Posts tagged with ‘quotes’
I sort of kind of almost said some barely quotable things about Kim Game and The Internet on HuffPo yesterday.
I spent the weekend with my parents in suburban MD in advance of the DC Politics and Prose reading tonight, and I made Ruth come too though she had to go back to NY today for work. We had a fun weekend exploring DC’s cultural riches. Jk, we didn’t, instead we ate excellent free food, drank a lot of ice water with crushed ice made by the door of the refrigerator (luxury), did laundry (more luxury), and made my parents buy an Apple TV then downloaded half a season of Orphan Black to it. It’s been amazing and part of me will be sad to go home and confront the reality that I am 32, not 15.
My parents live in a high-rise apartment building. People interact more in elevators here than they do in New York, and also just in general. To be perfectly honest I’m against this, but I’m sure if I lived here I’d get used to it and grow to like it. Coming home on Saturday night from a dinner of delicious sushi, we boarded the elevator with a nicely dressed older couple, a man and a woman. I got on before them so I only saw them from the back. Ruth and I were continuing a conversation we’d been having in the car about Kim Kardashian: Hollywood. I’d started playing it again earlier that day taking a hiatus after I outed myself for having actually spent money on it. I got Ruth to start playing it too because I’m a bad influence and an enabler. I was saying something possibly incoherent about how “being famous for being famous” is not inherently a bad thing and I don’t remember the next part clearly but the nicely dressed older woman said something, unprompted, about Kim and the other Kardashians. Like, that they were “disgusting” or “shameful” or “a shame.”
We were all like “ha ha, okay, good night!” and got off the elevator and everyone else forgot about it immediately but I (obviously) did not and I still feel somewhat enraged.
Leaving aside everything to do with the specifics of Kim Kardashian, The Kardashians, the game, etc, there’s a thing that woman was doing that I have seen happen over and over again and I’ve never known quite what to call it. It’s when there’s a received idea about someone or something, usually a woman or a woman-specific cultural phenomenon, and that received idea is so pervasive and somehow so convincing that most people adopt it as their own opinion without ever stopping to examine either the idea or the person or phenomenon for themselves.

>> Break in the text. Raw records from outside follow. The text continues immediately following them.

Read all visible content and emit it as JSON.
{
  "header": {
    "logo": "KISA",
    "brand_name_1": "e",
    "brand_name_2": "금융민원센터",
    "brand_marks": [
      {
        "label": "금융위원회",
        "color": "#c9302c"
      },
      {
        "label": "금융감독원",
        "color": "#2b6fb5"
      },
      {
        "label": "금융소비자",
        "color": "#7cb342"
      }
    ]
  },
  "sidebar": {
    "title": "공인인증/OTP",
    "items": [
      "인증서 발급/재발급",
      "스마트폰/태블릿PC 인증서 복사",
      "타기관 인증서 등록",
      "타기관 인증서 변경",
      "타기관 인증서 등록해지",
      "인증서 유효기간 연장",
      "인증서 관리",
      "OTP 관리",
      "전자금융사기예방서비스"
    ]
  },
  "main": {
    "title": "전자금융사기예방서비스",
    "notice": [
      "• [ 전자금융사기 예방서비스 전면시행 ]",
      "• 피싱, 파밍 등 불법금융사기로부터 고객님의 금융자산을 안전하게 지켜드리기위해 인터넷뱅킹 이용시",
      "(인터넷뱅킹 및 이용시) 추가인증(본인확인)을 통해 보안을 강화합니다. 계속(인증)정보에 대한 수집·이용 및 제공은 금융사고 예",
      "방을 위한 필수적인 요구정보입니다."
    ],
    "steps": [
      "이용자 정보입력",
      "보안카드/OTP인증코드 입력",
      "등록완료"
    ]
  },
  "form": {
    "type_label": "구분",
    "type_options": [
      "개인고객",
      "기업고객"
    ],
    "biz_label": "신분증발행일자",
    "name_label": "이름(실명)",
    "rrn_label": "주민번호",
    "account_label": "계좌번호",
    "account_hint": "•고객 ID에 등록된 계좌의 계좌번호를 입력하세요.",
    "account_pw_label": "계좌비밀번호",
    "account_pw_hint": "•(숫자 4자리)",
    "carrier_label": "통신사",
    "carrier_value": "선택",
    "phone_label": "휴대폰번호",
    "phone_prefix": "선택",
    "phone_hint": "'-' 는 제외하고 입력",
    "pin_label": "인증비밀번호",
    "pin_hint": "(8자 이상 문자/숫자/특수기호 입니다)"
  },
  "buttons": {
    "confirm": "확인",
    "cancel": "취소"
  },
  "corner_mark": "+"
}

In this case the received idea is something along the lines of “The success of Kim and the Kardashians is representative of something very bad and I am against it.” Conveniently, holding this kind of opinion doesn’t conflict with being interested in the woman/phenomenon in question and in consuming media related to her, or even created by her. (“Ugh, it was so horrible. I watched every episode/read the whole thing in a day.”)
Whenever a lot of people think a woman is disgusting or shameful and for some reason feel incentivized to espouse that opinion loudly, something interesting is going on. What I realized in the elevator is that I’m on the side of every girl who people jump to conclusions about. I always want to know more about what’s going on with that girl, because the elevator people are boring and wrong. And really, they are missing out on a lot of fun stuff.
————>”I’m on the side of every girl who people jump to conclusions about.”
OK like usual everything Ms Geier talks about in the post abstracted above is A+ & cosigned BUT this thing here in particular is on my mind a lot lately, in fact this very issue is on my list of Things I Need To Mentally Tackle in 2013.
My whole life I’ve been kind of a ~slow writer~ stressing over every little detail past the point of all reason, being afraid to let go of things, being afraid to call something “done”. Letting it be “done” means we having to admit it’s not perfect and never will be. One of my many goals for this year is to move through things quicker: write, let it go, don’t obsess, move on to the next thing.
Part of this, if we’re being honest, is driven by my cynicism about the internet, and this hunch I have that having done some things OK is better than having done one thing really well. That quote about 90 percent of whatever is just showing up. But also, maybe, getting things done, putting them out into the universe/blogosphere/whatever, maybe that’s the thing that matters. Worrying about whether something is perfect, worrying that things have to be a certain way, worrying that every project has to be the ultimate best you can do, maybe that’s not super healthy. Writing and letting go and not looking back, maybe that’s the part that’s healthy.
— Megan Stack, Every Man In This Village Is A Liar
— Philip Glass, from Glass: A Portrait of Philip in Twelve Parts